A Tale of Two Thomases

It was the worst of Thomas, and it was the best of times.

The worst, (Justice) Clarence Thomas, once again smearing Anita Hill in an attempt to hustle his book and polish his rep. The best, Ms. Hill reclaiming her dignity.

The worst, (basketball executive and former playa) Isaiah Thomas saying that while it’s always wrong for a white man to refer to a black woman as a “bitch” or a “ho”, it is no such restriction on a black man. The best, the Knicks and Mr. I. Thomas getting socked for $11.6 million in damages for sexual harrasment.

Orlando Patterson wrote a thoughtful piece in the NYT in the context of the Jena 6 case (and OJ, again), in which he says

…something that has been swept under the rug for too long in black America: the crisis in relations between men and women of all classes and, as a result, the catastrophic state of black family life, especially among the poor….a fact of life for too many black women who must daily confront indignity and abuse in hip-hop misogyny and everyday conversation. What is done with words is merely the verbal end of a continuum of abuse that too often ends with beatings and spousal homicide.

Gentlemen do not talk to ladies like the two Thomases did, or like Don Imus has. We need to expect better of our men. All of the time.

Fighting Words

Don Imus has been pushed off of the table. Along with the me-too media furies, and, of course, the tsk-tsk over that “rap music language.”

But as the dust settles there are still some very accomplished young women at Rutgers–and all across the country–who will be degraded tomorrow. Some simply because they are women, and some simply because they are women of color.

Three weeks ago, before the Rutgers/Imus/CBS media frenzy, the 12-year old relayed a conversation at his small school. One of his friends, a 13-year-old African-American boy, asked another of their friends, the only African American girl in her middle-school grade, “Why don’t you act black?”

“What do you mean?” she asked.

“Well, you’re not like a bitch or a ho’,” he replied.

The following day, I saw the two moms of these kids talking in the parking lot. I wondered if they were talking about their kids’ exchange. And I wondered if they had a solution. They walked away with their arms around each other. Embracing each other as they were fighting against crappy images, self-hate, and words that, as they are repeated, take stronger hold over our thinkings. Or so I imagined.

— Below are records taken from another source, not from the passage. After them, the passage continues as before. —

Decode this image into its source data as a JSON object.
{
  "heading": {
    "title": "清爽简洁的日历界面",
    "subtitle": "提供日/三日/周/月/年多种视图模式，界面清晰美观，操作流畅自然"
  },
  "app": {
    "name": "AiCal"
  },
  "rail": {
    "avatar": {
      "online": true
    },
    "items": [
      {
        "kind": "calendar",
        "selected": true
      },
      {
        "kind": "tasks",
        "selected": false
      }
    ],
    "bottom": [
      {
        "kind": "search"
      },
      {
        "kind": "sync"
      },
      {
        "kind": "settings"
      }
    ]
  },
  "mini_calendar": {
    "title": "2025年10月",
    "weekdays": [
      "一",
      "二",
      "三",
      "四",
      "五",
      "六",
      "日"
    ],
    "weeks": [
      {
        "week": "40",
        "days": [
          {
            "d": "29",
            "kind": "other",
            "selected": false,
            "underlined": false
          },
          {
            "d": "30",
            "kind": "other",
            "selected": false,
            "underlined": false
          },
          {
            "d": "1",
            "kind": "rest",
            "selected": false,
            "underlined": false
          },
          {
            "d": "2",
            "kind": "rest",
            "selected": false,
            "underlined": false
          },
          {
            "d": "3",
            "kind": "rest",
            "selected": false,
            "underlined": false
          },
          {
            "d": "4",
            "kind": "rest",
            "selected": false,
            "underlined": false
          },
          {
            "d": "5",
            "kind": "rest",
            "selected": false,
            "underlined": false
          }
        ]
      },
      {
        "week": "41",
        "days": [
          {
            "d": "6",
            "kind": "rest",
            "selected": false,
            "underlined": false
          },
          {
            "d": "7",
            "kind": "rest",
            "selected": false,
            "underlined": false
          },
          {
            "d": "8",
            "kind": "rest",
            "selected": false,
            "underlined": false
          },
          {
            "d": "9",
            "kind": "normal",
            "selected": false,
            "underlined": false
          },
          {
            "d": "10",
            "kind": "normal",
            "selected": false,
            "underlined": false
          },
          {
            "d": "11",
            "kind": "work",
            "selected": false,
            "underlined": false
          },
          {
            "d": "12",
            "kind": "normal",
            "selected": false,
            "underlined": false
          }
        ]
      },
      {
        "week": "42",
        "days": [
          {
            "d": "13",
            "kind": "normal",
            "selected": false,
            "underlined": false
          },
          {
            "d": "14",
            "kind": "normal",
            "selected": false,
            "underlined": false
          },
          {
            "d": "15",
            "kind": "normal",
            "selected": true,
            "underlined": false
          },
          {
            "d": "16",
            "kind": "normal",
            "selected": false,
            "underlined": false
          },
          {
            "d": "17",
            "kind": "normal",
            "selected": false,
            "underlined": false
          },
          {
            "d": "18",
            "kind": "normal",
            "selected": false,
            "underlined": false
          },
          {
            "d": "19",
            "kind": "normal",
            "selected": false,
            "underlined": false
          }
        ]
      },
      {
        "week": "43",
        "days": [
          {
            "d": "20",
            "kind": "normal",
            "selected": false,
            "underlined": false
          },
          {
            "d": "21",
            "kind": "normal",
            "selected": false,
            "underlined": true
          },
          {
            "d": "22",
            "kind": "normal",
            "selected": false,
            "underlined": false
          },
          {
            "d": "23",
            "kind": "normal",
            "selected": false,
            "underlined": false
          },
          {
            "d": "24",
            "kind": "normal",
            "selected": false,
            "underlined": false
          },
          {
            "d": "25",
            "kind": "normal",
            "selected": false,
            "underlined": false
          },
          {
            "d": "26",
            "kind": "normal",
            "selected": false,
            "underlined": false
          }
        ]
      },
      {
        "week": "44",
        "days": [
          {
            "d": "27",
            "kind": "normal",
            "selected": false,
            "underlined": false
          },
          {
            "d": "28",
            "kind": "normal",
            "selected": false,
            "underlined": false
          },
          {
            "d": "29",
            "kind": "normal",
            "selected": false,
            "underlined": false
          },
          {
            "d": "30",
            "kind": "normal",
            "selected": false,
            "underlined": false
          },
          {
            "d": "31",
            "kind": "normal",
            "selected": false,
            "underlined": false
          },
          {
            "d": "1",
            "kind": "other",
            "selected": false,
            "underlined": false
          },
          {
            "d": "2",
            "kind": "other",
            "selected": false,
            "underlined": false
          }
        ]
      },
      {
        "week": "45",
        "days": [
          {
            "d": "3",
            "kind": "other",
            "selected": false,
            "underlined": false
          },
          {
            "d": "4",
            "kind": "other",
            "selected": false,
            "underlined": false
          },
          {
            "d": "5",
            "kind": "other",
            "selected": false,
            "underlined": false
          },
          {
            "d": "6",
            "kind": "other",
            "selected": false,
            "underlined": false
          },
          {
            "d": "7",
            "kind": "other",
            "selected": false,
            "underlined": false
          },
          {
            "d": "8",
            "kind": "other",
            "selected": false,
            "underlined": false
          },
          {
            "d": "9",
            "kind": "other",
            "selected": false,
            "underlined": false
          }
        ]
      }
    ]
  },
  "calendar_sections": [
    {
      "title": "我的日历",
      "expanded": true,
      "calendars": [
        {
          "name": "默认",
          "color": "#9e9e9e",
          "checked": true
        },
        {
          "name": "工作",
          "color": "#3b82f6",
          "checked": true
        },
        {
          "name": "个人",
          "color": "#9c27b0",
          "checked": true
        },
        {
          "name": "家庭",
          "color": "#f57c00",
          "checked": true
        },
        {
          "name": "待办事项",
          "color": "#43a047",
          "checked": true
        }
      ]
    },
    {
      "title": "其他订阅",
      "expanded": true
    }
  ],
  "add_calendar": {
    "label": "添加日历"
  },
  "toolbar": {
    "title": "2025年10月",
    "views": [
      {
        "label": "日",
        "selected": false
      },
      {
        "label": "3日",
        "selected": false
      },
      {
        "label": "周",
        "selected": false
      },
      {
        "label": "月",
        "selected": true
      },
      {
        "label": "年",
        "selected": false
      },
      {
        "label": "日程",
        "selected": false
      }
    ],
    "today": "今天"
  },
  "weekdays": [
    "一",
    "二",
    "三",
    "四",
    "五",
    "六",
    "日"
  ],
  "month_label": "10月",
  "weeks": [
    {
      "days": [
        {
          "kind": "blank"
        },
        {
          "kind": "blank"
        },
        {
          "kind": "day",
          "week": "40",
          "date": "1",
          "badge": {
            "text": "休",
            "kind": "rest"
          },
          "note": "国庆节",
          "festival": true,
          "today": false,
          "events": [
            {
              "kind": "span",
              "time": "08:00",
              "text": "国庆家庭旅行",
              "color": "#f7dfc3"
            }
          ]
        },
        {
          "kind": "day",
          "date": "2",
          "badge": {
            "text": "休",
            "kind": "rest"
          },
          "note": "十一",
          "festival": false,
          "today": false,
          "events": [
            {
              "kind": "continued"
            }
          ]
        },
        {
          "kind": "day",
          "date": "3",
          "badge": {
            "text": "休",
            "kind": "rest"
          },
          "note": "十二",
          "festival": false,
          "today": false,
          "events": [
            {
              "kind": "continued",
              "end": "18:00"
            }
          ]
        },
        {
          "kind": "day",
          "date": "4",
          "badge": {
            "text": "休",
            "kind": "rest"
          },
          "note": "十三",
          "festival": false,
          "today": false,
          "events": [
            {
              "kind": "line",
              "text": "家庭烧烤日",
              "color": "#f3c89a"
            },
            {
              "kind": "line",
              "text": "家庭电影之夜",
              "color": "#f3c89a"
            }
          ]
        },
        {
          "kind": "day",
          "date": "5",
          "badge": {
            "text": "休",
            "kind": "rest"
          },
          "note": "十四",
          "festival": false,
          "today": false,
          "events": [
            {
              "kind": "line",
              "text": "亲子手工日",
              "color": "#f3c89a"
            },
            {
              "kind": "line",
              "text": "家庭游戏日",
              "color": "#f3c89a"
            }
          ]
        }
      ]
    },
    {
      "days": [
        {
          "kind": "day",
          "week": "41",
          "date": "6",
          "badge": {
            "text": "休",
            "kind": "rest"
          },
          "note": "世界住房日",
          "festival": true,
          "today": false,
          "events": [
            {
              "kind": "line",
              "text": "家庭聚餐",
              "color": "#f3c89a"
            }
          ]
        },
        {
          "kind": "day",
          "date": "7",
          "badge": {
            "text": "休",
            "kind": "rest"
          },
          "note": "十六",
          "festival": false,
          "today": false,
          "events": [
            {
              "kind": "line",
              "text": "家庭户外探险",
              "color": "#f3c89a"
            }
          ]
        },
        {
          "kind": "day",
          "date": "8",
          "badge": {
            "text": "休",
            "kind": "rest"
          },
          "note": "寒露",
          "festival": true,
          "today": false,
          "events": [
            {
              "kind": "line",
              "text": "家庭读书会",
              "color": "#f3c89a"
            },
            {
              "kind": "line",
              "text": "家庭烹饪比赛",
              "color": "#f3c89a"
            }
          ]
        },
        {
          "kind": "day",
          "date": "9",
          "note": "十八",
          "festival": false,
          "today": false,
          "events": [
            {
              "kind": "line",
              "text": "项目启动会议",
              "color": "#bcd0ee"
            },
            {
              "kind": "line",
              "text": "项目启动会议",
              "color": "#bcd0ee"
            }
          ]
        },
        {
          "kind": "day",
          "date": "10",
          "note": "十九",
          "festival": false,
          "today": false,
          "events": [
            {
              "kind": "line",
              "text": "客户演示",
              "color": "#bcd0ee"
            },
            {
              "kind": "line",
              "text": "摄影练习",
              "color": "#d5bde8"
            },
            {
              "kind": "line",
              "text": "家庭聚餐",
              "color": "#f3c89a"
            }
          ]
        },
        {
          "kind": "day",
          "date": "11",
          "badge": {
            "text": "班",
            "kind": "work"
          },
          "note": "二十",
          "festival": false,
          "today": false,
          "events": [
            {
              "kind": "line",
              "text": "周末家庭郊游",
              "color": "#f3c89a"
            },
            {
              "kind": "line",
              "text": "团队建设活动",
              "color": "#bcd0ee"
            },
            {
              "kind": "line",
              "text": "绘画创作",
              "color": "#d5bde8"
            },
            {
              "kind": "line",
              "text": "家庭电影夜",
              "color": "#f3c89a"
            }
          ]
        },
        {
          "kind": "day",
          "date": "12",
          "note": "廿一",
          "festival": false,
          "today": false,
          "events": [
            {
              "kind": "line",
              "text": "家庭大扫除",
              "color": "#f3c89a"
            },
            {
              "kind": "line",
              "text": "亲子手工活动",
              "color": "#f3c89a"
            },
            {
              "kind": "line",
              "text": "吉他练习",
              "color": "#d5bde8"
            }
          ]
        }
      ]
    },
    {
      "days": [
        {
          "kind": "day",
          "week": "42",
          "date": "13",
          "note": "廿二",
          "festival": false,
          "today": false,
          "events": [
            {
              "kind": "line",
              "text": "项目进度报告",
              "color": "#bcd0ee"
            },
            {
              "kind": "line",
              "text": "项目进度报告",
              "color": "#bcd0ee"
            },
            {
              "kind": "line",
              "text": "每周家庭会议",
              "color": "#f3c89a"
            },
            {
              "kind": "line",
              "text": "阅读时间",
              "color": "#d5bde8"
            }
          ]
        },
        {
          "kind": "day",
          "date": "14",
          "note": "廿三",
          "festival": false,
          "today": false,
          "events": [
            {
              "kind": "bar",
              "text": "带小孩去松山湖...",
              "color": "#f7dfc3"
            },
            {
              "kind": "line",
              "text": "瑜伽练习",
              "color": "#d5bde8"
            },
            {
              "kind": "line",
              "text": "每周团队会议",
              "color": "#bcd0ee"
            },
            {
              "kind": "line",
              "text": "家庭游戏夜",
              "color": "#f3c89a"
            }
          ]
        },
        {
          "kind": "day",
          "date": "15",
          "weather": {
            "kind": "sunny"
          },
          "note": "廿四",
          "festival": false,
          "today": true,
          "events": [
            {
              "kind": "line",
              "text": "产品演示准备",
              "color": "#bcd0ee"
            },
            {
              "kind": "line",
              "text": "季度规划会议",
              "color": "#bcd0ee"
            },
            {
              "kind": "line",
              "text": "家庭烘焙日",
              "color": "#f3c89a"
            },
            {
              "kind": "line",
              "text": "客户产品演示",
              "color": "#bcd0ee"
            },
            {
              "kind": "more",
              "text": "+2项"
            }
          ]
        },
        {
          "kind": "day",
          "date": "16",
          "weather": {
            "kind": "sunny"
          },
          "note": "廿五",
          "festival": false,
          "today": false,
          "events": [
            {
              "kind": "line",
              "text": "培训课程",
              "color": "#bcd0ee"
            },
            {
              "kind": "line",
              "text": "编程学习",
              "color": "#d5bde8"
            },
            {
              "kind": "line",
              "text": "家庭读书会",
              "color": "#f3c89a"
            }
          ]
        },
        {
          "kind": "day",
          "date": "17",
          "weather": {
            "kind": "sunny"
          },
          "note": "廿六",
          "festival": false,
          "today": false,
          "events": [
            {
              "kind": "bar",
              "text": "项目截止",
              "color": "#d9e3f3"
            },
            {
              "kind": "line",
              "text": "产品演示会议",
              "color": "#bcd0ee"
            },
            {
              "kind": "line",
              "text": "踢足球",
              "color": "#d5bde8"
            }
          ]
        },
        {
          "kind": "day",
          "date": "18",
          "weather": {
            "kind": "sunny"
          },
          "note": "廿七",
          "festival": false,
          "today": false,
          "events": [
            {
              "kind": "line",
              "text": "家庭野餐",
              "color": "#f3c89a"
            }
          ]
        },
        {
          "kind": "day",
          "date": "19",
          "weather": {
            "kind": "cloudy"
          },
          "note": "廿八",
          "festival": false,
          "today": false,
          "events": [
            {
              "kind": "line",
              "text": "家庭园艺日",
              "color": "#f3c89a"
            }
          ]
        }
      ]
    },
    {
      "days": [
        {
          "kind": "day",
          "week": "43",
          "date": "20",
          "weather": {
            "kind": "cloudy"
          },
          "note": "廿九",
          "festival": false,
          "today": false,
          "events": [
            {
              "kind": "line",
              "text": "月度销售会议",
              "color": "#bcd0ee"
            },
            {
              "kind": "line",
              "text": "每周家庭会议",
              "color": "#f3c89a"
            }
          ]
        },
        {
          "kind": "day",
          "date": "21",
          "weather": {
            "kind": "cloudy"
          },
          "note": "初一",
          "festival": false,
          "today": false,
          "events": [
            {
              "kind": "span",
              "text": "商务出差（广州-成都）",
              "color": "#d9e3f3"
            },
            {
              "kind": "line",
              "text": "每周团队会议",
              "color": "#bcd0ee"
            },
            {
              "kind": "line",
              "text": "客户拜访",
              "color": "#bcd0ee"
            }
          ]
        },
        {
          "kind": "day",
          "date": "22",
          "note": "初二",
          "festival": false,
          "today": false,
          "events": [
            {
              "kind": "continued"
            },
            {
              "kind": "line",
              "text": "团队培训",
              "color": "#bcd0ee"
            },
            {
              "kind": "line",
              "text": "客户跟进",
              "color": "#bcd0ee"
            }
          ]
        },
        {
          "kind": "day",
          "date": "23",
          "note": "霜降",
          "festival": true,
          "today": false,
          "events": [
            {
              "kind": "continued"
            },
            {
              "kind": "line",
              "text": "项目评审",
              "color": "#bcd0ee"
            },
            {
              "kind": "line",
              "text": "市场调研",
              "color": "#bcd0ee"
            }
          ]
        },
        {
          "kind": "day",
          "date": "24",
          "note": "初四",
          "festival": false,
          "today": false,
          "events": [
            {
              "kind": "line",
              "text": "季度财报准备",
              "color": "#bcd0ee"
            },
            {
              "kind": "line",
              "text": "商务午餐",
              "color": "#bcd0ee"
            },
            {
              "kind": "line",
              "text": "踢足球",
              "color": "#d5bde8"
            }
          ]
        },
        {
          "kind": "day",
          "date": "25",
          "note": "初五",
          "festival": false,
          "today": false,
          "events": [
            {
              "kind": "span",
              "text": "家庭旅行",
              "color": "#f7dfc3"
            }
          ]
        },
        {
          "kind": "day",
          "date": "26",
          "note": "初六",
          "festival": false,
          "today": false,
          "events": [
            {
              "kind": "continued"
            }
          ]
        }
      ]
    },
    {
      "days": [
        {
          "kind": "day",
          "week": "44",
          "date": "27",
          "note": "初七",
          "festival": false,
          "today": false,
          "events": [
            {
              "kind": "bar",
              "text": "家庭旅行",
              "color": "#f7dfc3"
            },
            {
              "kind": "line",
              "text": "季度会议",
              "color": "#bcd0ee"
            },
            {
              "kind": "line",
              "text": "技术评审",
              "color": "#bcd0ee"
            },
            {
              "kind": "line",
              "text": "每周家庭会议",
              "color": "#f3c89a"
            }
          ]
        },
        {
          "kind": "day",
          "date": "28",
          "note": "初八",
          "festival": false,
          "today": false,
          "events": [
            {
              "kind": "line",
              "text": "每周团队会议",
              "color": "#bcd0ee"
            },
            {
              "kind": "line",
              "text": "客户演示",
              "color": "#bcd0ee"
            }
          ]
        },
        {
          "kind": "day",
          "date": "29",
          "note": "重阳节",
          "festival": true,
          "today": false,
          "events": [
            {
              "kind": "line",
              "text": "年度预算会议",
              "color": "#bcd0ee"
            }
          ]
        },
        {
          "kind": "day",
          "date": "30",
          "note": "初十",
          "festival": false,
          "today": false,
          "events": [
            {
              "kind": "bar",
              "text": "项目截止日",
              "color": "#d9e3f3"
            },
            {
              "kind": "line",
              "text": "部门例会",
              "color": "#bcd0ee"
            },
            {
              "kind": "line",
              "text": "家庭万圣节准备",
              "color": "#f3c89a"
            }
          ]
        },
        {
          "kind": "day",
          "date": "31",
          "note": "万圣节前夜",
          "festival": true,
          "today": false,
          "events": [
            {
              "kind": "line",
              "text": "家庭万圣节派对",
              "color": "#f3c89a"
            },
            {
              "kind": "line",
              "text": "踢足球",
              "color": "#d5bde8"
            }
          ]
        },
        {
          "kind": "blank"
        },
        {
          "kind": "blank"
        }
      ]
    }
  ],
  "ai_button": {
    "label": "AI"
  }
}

And today I wonder, was the girl reminded about her classmate’s question in the wake Imus’ crass remarks? Did this honor student, musician, on her way to high school girl with her first contact lenses uncovering her beautiful eyes, see herself in the sad faces of the basketball players during their press conference?